**What you have to do:** Work out the count of lines in the entries below that include "title", and write only that count.

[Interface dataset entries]
**********

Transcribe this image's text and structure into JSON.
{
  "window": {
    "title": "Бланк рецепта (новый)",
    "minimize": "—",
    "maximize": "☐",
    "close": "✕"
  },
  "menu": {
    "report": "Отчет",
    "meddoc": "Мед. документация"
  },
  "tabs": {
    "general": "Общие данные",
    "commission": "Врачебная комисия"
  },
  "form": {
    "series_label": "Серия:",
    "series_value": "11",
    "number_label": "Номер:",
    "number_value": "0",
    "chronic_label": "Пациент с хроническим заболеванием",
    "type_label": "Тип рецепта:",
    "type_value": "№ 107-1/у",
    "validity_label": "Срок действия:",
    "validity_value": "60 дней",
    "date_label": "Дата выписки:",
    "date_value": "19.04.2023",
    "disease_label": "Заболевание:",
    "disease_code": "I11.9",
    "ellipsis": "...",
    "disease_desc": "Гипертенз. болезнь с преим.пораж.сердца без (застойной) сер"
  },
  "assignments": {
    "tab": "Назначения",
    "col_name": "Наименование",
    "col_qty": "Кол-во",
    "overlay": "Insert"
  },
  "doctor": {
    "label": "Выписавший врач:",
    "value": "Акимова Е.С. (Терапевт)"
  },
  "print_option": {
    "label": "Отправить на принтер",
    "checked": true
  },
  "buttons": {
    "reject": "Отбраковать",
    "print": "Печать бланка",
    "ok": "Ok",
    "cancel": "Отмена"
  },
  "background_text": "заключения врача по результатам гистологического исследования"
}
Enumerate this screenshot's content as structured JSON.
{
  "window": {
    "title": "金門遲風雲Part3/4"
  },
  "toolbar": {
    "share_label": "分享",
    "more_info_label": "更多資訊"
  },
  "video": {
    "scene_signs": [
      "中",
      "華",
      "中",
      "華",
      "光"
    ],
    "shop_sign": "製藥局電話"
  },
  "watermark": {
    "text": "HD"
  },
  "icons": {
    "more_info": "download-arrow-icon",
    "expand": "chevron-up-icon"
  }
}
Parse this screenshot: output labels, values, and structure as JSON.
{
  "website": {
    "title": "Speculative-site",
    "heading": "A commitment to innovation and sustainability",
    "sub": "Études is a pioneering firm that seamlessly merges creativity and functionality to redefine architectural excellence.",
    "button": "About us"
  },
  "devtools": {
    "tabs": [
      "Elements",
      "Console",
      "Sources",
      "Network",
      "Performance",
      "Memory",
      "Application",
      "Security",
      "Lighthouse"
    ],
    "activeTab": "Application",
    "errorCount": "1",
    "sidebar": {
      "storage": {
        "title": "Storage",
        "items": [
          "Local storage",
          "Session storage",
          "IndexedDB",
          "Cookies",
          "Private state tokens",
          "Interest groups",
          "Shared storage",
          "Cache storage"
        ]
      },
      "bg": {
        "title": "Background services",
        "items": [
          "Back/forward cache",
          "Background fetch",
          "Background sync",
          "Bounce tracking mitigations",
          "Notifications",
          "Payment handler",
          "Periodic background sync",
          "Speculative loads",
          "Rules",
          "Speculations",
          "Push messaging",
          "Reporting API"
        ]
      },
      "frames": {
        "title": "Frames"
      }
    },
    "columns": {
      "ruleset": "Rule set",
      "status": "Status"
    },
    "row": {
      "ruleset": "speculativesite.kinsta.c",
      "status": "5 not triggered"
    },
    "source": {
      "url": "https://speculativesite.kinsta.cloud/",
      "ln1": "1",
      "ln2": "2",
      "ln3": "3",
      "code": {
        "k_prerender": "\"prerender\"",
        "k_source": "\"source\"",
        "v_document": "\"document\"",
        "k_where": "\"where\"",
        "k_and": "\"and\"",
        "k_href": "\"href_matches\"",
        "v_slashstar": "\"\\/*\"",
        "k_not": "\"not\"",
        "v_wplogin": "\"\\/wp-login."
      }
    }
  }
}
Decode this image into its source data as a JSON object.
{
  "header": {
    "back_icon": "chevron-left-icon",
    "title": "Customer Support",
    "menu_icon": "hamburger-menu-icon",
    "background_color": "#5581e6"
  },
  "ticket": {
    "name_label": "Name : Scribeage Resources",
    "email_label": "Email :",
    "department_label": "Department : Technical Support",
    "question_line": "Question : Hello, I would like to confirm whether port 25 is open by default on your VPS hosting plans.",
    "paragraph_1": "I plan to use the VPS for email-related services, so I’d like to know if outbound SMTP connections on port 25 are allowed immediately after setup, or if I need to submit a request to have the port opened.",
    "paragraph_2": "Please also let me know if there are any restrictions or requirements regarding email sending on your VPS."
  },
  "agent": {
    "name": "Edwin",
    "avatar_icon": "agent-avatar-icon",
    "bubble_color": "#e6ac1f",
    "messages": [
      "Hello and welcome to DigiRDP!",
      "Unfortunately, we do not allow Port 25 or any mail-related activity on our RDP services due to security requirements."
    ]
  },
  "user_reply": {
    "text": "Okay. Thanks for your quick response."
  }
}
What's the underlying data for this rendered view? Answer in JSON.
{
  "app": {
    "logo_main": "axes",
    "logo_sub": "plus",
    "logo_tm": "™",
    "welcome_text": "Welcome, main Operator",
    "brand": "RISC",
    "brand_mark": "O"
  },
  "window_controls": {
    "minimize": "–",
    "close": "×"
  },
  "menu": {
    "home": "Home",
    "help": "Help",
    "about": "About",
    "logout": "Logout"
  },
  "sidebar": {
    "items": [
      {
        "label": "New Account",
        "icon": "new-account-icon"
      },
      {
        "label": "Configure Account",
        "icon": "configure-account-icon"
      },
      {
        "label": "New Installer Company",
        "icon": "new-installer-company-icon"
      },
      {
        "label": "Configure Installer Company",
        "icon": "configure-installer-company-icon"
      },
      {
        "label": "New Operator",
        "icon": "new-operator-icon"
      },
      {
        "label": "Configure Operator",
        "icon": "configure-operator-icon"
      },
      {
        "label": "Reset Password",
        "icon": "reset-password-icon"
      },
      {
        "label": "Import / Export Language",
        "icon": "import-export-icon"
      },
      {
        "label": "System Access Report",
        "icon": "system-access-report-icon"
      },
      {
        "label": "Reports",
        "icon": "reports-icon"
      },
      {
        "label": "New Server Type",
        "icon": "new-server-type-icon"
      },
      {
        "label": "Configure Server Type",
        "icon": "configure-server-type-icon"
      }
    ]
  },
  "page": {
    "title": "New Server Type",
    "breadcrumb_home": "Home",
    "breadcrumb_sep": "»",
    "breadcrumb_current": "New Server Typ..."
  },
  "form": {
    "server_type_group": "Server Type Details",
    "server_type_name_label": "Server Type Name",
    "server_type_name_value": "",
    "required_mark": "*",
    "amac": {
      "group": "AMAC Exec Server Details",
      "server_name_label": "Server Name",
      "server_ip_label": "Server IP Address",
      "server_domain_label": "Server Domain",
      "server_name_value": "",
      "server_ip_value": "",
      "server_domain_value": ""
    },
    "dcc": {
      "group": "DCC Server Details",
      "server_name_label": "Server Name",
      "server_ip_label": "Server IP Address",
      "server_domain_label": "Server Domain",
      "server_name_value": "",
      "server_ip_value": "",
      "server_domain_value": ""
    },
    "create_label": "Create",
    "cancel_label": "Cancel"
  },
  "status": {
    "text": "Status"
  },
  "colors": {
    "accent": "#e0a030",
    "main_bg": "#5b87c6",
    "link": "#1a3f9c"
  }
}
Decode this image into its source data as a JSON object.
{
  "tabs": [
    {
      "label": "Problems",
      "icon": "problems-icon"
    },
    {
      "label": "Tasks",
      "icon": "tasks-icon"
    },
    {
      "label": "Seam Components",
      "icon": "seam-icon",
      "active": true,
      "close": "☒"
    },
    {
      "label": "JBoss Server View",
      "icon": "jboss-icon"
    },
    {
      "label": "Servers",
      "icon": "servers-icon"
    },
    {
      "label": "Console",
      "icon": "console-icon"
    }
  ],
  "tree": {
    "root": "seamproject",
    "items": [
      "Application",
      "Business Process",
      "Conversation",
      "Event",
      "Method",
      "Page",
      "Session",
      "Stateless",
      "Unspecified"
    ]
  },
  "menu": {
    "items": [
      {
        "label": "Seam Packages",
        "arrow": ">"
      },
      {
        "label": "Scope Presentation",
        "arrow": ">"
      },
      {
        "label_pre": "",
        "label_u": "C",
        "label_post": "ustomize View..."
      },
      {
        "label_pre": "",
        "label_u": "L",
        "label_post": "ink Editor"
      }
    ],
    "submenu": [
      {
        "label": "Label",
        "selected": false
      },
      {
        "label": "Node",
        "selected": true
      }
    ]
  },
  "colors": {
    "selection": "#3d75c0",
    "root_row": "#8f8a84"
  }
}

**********

**Expected output:** 8